Despite concerns the Bureau of State Audits (bureau) raised in January 2000 about CDE's oversight methods, CDE has yet to implement fully the bureau's recommendations aimed at strengthening the department's oversight. CDE stated that budget cutbacks have taken their toll on oversight, with obvious consequences. Of the 25 categorical programs we reviewed, which provided more than $100 million to recipients for fiscal year 2001-02, CDE's Coordinated Compliance Review teams conduct on-site validation reviews for 15. However, for a few categorical programs, such as the Lottery Education Fund program, CDE does nothing to ensure recipients' compliance with applicable spending requirements. CDE provided differing reasons for the lack of oversight, including its belief that one program was not a categorical program and did not require oversight. CDE does, however, plan to propose changes to the SCO's Standards and Procedures for Audits of California K-12 Local Education Agencies (K-12 Audit Guide) to determine whether lottery funds are spent for the purchase of instructional materials.
The State receives some assurance that participants in CDE's major categorical programs that use federal funds comply with federal requirements. Specifically, the federal Single Audit Act of 1984 and its subsequent amendments in 1996 establish requirements for audits of state, local, and Indian tribal governments that administer federal financial assistance programs, including categorical programs. Further, under the accountability requirements of the federal No Child Left Behind Act of 2001, CDE has established starting points for evaluating California students' yearly progress.
To implement the pilot project as state law requires, CDE should do the following:
When the Legislature considers future reform proposals calling for the consolidation of categorical programs into block grants, it should do the following:
To ensure that CDE accurately calculates allocations for certain programs, the Legislature should clarify or add definitions relating to CDE's use of ADA figures.
To improve its oversight of categorical programs, CDE should do the following:
Our report contains recommendations that we direct toward either the CDE or the Legislature.
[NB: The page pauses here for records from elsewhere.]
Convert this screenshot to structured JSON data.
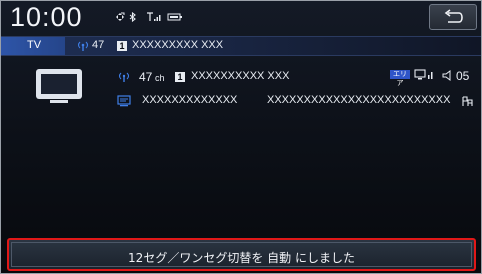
{
  "status": {
    "time": "10:00"
  },
  "station_bar": {
    "source": "TV",
    "channel": "47",
    "remote_number": "1",
    "station_name": "XXXXXXXXX XXX"
  },
  "details": {
    "channel": "47",
    "channel_unit": "ch",
    "remote_number": "1",
    "station_name": "XXXXXXXXXX XXX",
    "area_badge": "エリア",
    "volume": "05",
    "program_title": "XXXXXXXXXXXXX",
    "program_detail": "XXXXXXXXXXXXXXXXXXXXXXXXX"
  },
  "message": {
    "text": "12セグ／ワンセグ切替を 自動 にしました"
  },
  "colors": {
    "highlight_border": "#e01818",
    "source_tab": "#2e55a8",
    "background": "#0d1119"
  }
}
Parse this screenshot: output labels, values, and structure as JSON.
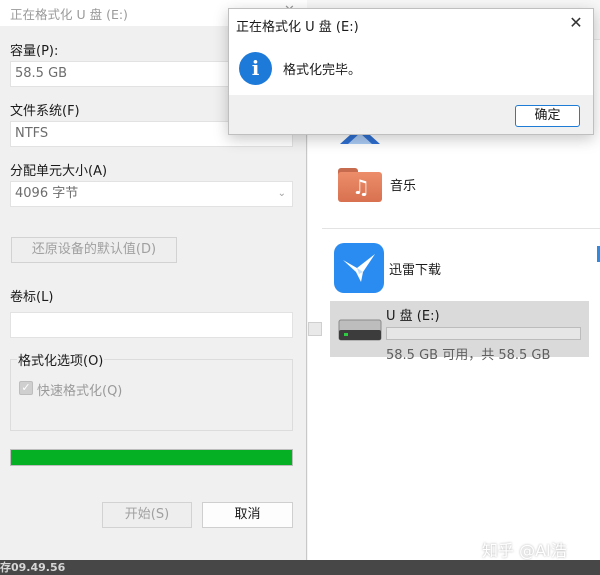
{
  "explorer": {
    "music_folder_label": "音乐",
    "xunlei_label": "迅雷下载",
    "drive": {
      "name": "U 盘 (E:)",
      "capacity_text": "58.5 GB 可用，共 58.5 GB",
      "used_fraction": 0.0
    }
  },
  "format_dialog": {
    "title": "正在格式化 U 盘 (E:)",
    "capacity_label": "容量(P):",
    "capacity_value": "58.5 GB",
    "filesystem_label": "文件系统(F)",
    "filesystem_value": "NTFS",
    "allocation_label": "分配单元大小(A)",
    "allocation_value": "4096 字节",
    "restore_defaults_button": "还原设备的默认值(D)",
    "volume_label_label": "卷标(L)",
    "volume_label_value": "",
    "options_group_title": "格式化选项(O)",
    "quick_format_label": "快速格式化(Q)",
    "quick_format_checked": true,
    "progress_fraction": 1.0,
    "start_button": "开始(S)",
    "cancel_button": "取消"
  },
  "message_box": {
    "title": "正在格式化 U 盘 (E:)",
    "message": "格式化完毕。",
    "ok_button": "确定",
    "close_glyph": "✕",
    "icon": "info-icon"
  },
  "taskbar": {
    "partial_text": "存09.49.56"
  },
  "watermark": "知乎 @AI浩",
  "colors": {
    "progress_green": "#06b025",
    "accent_blue": "#1e7bd6",
    "info_icon_blue": "#1d7ad9",
    "folder_orange": "#ec8d6a",
    "xunlei_blue": "#2a8cf0"
  }
}
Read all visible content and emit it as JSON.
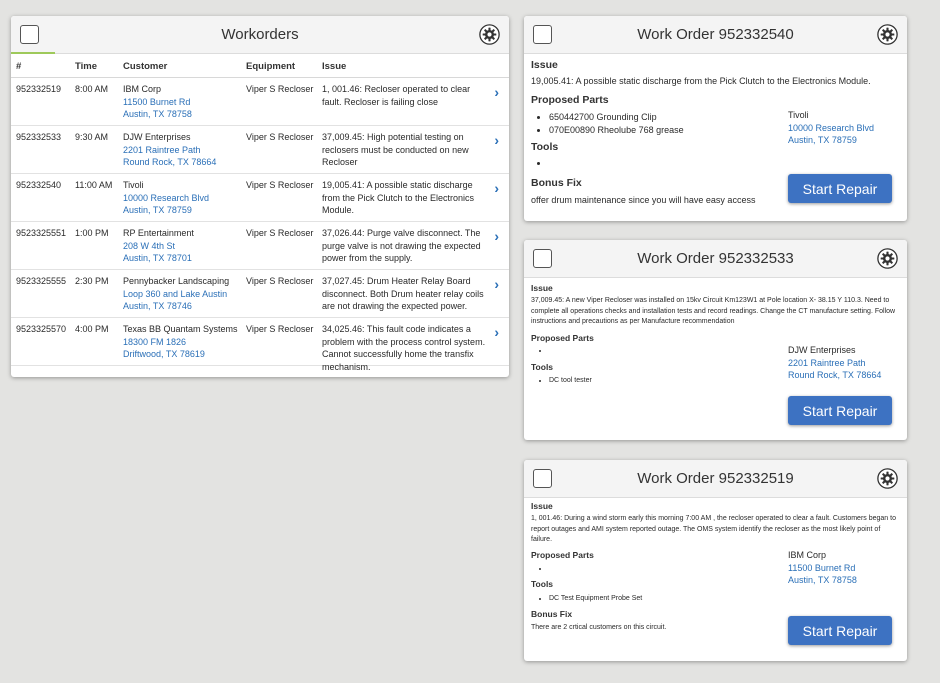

CDE indicated that it would take the steps necessary to address our recommendations.